The U.S. Army Medical Materiel Agency (USAMMA), a subordinate command within the U.S. Army Medical Research and Materiel Command (USAMRMC), is fielding a new junctional tourniquet designed to save warfighters from dying on the battlefield after injuries to the groin or armpit area.
The SAM™ junctional tourniquet, which weighs about one pound, straps on like a belt and includes two inflatable air bladders that medics can inflate individually or both at the same time. The device is designed so that a person can position it in under a minute--a crucial factor for combat medics who only have mere minutes to save a fellow warfighter's life if he or she is hemorrhaging.
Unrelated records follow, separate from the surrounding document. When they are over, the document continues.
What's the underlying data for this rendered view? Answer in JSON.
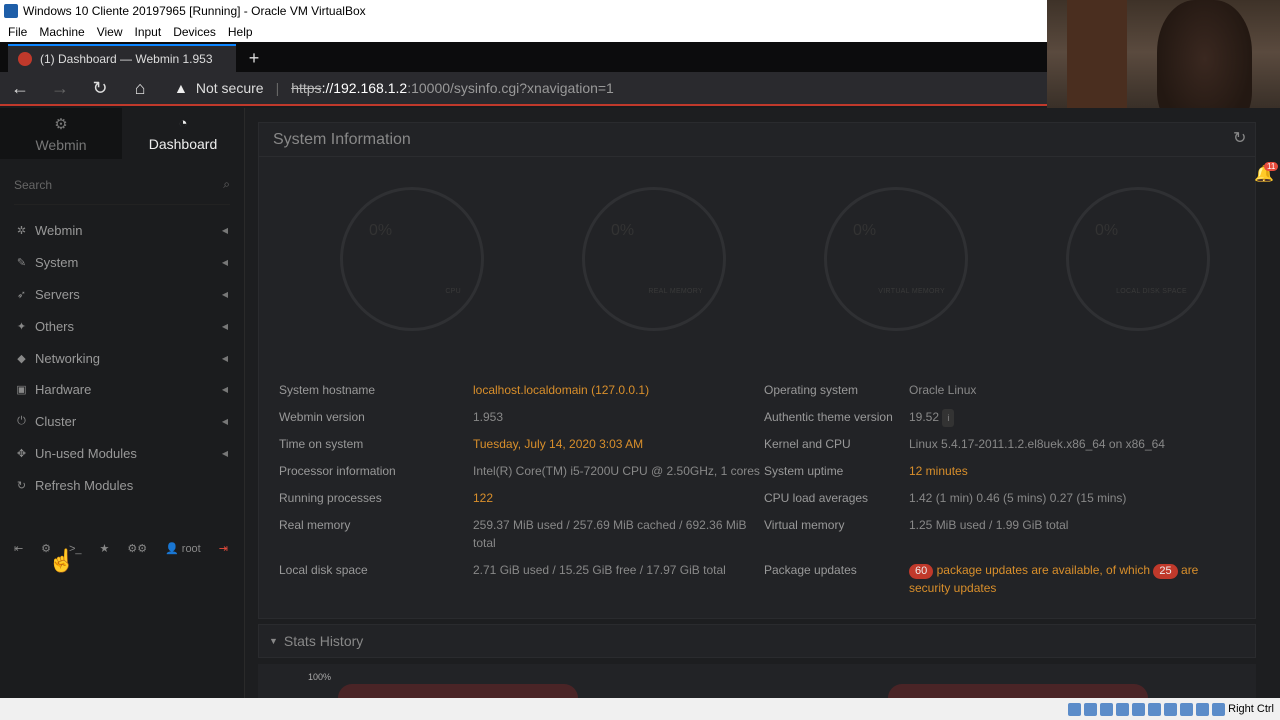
{
  "vbox": {
    "title": "Windows 10 Cliente 20197965 [Running] - Oracle VM VirtualBox",
    "menu": [
      "File",
      "Machine",
      "View",
      "Input",
      "Devices",
      "Help"
    ]
  },
  "browser": {
    "tab_title": "(1) Dashboard — Webmin 1.953",
    "new_tab": "+",
    "security": "Not secure",
    "url_scheme": "https",
    "url_host": "://192.168.1.2",
    "url_rest": ":10000/sysinfo.cgi?xnavigation=1"
  },
  "sidebar": {
    "tabs": [
      {
        "label": "Webmin"
      },
      {
        "label": "Dashboard"
      }
    ],
    "search_placeholder": "Search",
    "items": [
      {
        "label": "Webmin"
      },
      {
        "label": "System"
      },
      {
        "label": "Servers"
      },
      {
        "label": "Others"
      },
      {
        "label": "Networking"
      },
      {
        "label": "Hardware"
      },
      {
        "label": "Cluster"
      },
      {
        "label": "Un-used Modules"
      },
      {
        "label": "Refresh Modules"
      }
    ],
    "user": "root"
  },
  "panel": {
    "title": "System Information",
    "gauges": [
      {
        "pct": "0%",
        "label": "CPU"
      },
      {
        "pct": "0%",
        "label": "REAL MEMORY"
      },
      {
        "pct": "0%",
        "label": "VIRTUAL MEMORY"
      },
      {
        "pct": "0%",
        "label": "LOCAL DISK SPACE"
      }
    ],
    "left": [
      {
        "k": "System hostname",
        "v": "localhost.localdomain (127.0.0.1)"
      },
      {
        "k": "Webmin version",
        "v": "1.953"
      },
      {
        "k": "Time on system",
        "v": "Tuesday, July 14, 2020 3:03 AM"
      },
      {
        "k": "Processor information",
        "v": "Intel(R) Core(TM) i5-7200U CPU @ 2.50GHz, 1 cores"
      },
      {
        "k": "Running processes",
        "v": "122"
      },
      {
        "k": "Real memory",
        "v": "259.37 MiB used / 257.69 MiB cached / 692.36 MiB total"
      },
      {
        "k": "Local disk space",
        "v": "2.71 GiB used / 15.25 GiB free / 17.97 GiB total"
      }
    ],
    "right": [
      {
        "k": "Operating system",
        "v": "Oracle Linux"
      },
      {
        "k": "Authentic theme version",
        "v": "19.52"
      },
      {
        "k": "Kernel and CPU",
        "v": "Linux 5.4.17-2011.1.2.el8uek.x86_64 on x86_64"
      },
      {
        "k": "System uptime",
        "v": "12 minutes"
      },
      {
        "k": "CPU load averages",
        "v": "1.42 (1 min) 0.46 (5 mins) 0.27 (15 mins)"
      },
      {
        "k": "Virtual memory",
        "v": "1.25 MiB used / 1.99 GiB total"
      },
      {
        "k": "Package updates",
        "n1": "60",
        "t1": "package updates are available, of which",
        "n2": "25",
        "t2": "are",
        "t3": "security updates"
      }
    ]
  },
  "stats": {
    "title": "Stats History",
    "y_top": "100%"
  },
  "notifications": {
    "count": "11"
  },
  "taskbar": {
    "right_ctrl": "Right Ctrl"
  }
}
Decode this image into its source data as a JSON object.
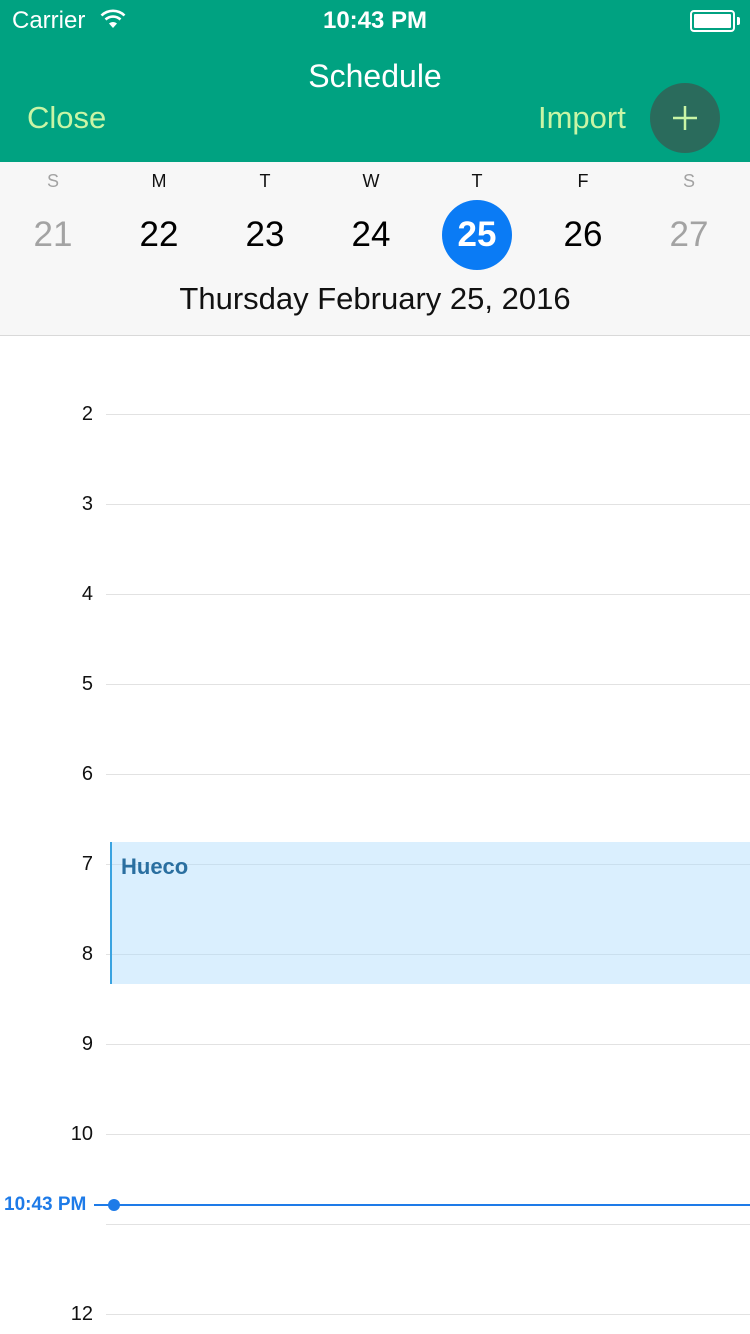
{
  "status_bar": {
    "carrier": "Carrier",
    "time": "10:43 PM",
    "wifi_icon": "wifi-icon",
    "battery_icon": "battery-icon"
  },
  "nav": {
    "title": "Schedule",
    "close_label": "Close",
    "import_label": "Import",
    "add_icon": "plus-icon"
  },
  "week": {
    "days": [
      {
        "letter": "S",
        "number": "21",
        "weekend": true,
        "selected": false
      },
      {
        "letter": "M",
        "number": "22",
        "weekend": false,
        "selected": false
      },
      {
        "letter": "T",
        "number": "23",
        "weekend": false,
        "selected": false
      },
      {
        "letter": "W",
        "number": "24",
        "weekend": false,
        "selected": false
      },
      {
        "letter": "T",
        "number": "25",
        "weekend": false,
        "selected": true
      },
      {
        "letter": "F",
        "number": "26",
        "weekend": false,
        "selected": false
      },
      {
        "letter": "S",
        "number": "27",
        "weekend": true,
        "selected": false
      }
    ],
    "selected_date_label": "Thursday February 25, 2016"
  },
  "timeline": {
    "hours": [
      "2",
      "3",
      "4",
      "5",
      "6",
      "7",
      "8",
      "9",
      "10",
      "12"
    ],
    "event": {
      "title": "Hueco"
    },
    "now_label": "10:43 PM"
  },
  "colors": {
    "header": "#00a281",
    "accent_text": "#c9f5a6",
    "add_button": "#2a6b5c",
    "selected_day": "#0a7bf5",
    "now_indicator": "#1e7be8",
    "event_fill": "#d6ecfb"
  }
}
Exsanguination, or bleeding to death, is the most common cause of potentially survivable death to wounded warfighters. Groin and pelvic injuries have become increasingly common because of the enemy's use of Improvised Explosive Devices. Blasts from IEDs often cause pelvic fractures and high leg injuries, which result in massive blood loss (i.e., hemorrhage) if not immediately treated.
"One of the unique elements about this device is that it is easy to carry and use, yet incredibly effective when used properly," said Megan McGhee, a biomedical engineer and product manager assigned to the Project Management Office for Medical Devices at USAMMA.
McGhee explained that some other junctional tourniquets models required assembly and were bulkier.
"If it is going to be something that we want Soldiers to carry on the battlefield and use, it has to be not only simple to use but also as small and light-weight as possible," said McGhee.
The U.S. Food and Drug Administration cleared the SAM™ junctional tourniquet in 2013 for inguinal (i.e., groin area) use. The device was also later cleared for axillary use (i.e., armpit), as well as for pelvic binding.
Read full article here: http://www.army.mil/article/163229/Soldiers_getting_junctional_tournique...